In a development that sounds more like the action of a supervillain in a science-fiction movie than a corporate asset-building move, Tesla Motors (NASDAQ: TSLA) is constructing a giant battery in Texas. According to Bloomberg, which broke the story, a subsidiary of the Elon Musk-fronted electric vehicle (EV) company called Gambit Energy Storage is managing the project. It will be connected to the state's electric grid, which notoriously came close to shutting down entirely last month.
Fans looking to get into the cardboard cutout game at the Women's Final Four will also benefit charities connected to icons of the game.
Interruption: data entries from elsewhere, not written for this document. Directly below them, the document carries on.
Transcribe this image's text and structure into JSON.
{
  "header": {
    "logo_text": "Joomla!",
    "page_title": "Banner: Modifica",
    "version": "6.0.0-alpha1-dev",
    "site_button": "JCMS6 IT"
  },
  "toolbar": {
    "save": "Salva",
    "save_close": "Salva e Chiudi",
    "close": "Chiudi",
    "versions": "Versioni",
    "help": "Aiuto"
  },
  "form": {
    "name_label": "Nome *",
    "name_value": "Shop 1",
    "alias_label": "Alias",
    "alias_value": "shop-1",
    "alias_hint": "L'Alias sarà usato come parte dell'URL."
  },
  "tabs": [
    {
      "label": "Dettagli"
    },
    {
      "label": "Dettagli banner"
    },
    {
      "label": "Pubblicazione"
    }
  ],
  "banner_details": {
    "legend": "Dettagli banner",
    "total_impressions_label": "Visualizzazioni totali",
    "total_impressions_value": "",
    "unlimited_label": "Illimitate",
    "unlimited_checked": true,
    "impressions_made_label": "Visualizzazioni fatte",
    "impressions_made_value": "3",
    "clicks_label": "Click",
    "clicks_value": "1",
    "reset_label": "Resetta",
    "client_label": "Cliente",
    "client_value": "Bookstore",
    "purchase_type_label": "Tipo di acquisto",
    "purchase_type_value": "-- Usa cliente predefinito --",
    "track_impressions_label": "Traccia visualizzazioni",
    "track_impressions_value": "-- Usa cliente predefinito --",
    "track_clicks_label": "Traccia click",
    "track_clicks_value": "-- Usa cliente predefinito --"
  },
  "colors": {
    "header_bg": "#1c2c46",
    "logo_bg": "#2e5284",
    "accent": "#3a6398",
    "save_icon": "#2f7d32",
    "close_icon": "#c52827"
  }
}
Peloton Interactive (NASDAQ: PTON) is going Down Under to find a new source of growth. The exercise bike and online classes specialist announced Monday that it is expanding to Australia, for its initial toe-in-the-water into the Asia Pacific region. Australians wishing to get in shape and willing to fork over the money for Peloton's comparatively pricey goods will be able to buy both the Peloton Bike and the Peloton Bike+, the company's popular hardware items.